- **EXERCISE DATA**:
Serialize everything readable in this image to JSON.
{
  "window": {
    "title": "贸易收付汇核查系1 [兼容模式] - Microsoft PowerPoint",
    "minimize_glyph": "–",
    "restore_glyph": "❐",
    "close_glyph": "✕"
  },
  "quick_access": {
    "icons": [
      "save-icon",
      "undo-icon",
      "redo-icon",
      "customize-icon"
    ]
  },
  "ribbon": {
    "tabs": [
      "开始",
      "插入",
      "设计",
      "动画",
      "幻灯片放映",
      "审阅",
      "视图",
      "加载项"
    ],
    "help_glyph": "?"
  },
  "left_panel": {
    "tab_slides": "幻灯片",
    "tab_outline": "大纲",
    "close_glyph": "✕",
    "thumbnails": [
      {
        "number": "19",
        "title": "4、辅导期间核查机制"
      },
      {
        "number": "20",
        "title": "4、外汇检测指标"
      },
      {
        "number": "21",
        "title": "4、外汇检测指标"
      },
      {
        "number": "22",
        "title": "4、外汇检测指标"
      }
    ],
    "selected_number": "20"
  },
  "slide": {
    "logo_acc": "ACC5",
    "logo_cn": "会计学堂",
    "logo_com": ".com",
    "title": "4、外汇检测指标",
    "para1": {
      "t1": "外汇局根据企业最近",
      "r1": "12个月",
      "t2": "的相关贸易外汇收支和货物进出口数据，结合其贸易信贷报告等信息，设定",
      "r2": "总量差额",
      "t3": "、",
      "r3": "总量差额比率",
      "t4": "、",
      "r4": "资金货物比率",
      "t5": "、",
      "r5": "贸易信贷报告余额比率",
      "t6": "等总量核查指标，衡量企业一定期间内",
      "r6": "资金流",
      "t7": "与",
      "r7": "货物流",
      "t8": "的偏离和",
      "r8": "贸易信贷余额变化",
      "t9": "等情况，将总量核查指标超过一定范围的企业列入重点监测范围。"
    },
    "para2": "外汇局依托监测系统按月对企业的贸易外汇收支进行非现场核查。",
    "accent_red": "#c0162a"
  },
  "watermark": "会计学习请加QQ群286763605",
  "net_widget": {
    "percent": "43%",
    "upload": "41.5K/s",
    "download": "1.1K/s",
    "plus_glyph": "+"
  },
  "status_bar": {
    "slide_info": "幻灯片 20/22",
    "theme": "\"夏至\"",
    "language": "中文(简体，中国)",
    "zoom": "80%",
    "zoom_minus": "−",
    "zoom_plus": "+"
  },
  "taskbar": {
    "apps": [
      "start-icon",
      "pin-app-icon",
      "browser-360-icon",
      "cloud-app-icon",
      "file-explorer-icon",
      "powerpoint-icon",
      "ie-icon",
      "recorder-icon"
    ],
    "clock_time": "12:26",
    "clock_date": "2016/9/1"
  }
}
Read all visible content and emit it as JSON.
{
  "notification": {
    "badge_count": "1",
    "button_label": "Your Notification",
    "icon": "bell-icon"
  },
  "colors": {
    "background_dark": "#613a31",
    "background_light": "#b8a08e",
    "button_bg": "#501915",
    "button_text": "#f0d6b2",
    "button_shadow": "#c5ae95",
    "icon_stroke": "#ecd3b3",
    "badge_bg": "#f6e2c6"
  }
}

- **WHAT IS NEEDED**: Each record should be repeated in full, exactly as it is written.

- **RESULT FOR THIS EXERCISE**:
Serialize everything readable in this image to JSON.
{
  "window": {
    "title": "贸易收付汇核查系1 [兼容模式] - Microsoft PowerPoint",
    "minimize_glyph": "–",
    "restore_glyph": "❐",
    "close_glyph": "✕"
  },
  "quick_access": {
    "icons": [
      "save-icon",
      "undo-icon",
      "redo-icon",
      "customize-icon"
    ]
  },
  "ribbon": {
    "tabs": [
      "开始",
      "插入",
      "设计",
      "动画",
      "幻灯片放映",
      "审阅",
      "视图",
      "加载项"
    ],
    "help_glyph": "?"
  },
  "left_panel": {
    "tab_slides": "幻灯片",
    "tab_outline": "大纲",
    "close_glyph": "✕",
    "thumbnails": [
      {
        "number": "19",
        "title": "4、辅导期间核查机制"
      },
      {
        "number": "20",
        "title": "4、外汇检测指标"
      },
      {
        "number": "21",
        "title": "4、外汇检测指标"
      },
      {
        "number": "22",
        "title": "4、外汇检测指标"
      }
    ],
    "selected_number": "20"
  },
  "slide": {
    "logo_acc": "ACC5",
    "logo_cn": "会计学堂",
    "logo_com": ".com",
    "title": "4、外汇检测指标",
    "para1": {
      "t1": "外汇局根据企业最近",
      "r1": "12个月",
      "t2": "的相关贸易外汇收支和货物进出口数据，结合其贸易信贷报告等信息，设定",
      "r2": "总量差额",
      "t3": "、",
      "r3": "总量差额比率",
      "t4": "、",
      "r4": "资金货物比率",
      "t5": "、",
      "r5": "贸易信贷报告余额比率",
      "t6": "等总量核查指标，衡量企业一定期间内",
      "r6": "资金流",
      "t7": "与",
      "r7": "货物流",
      "t8": "的偏离和",
      "r8": "贸易信贷余额变化",
      "t9": "等情况，将总量核查指标超过一定范围的企业列入重点监测范围。"
    },
    "para2": "外汇局依托监测系统按月对企业的贸易外汇收支进行非现场核查。",
    "accent_red": "#c0162a"
  },
  "watermark": "会计学习请加QQ群286763605",
  "net_widget": {
    "percent": "43%",
    "upload": "41.5K/s",
    "download": "1.1K/s",
    "plus_glyph": "+"
  },
  "status_bar": {
    "slide_info": "幻灯片 20/22",
    "theme": "\"夏至\"",
    "language": "中文(简体，中国)",
    "zoom": "80%",
    "zoom_minus": "−",
    "zoom_plus": "+"
  },
  "taskbar": {
    "apps": [
      "start-icon",
      "pin-app-icon",
      "browser-360-icon",
      "cloud-app-icon",
      "file-explorer-icon",
      "powerpoint-icon",
      "ie-icon",
      "recorder-icon"
    ],
    "clock_time": "12:26",
    "clock_date": "2016/9/1"
  }
}
Read all visible content and emit it as JSON.
{
  "notification": {
    "badge_count": "1",
    "button_label": "Your Notification",
    "icon": "bell-icon"
  },
  "colors": {
    "background_dark": "#613a31",
    "background_light": "#b8a08e",
    "button_bg": "#501915",
    "button_text": "#f0d6b2",
    "button_shadow": "#c5ae95",
    "icon_stroke": "#ecd3b3",
    "badge_bg": "#f6e2c6"
  }
}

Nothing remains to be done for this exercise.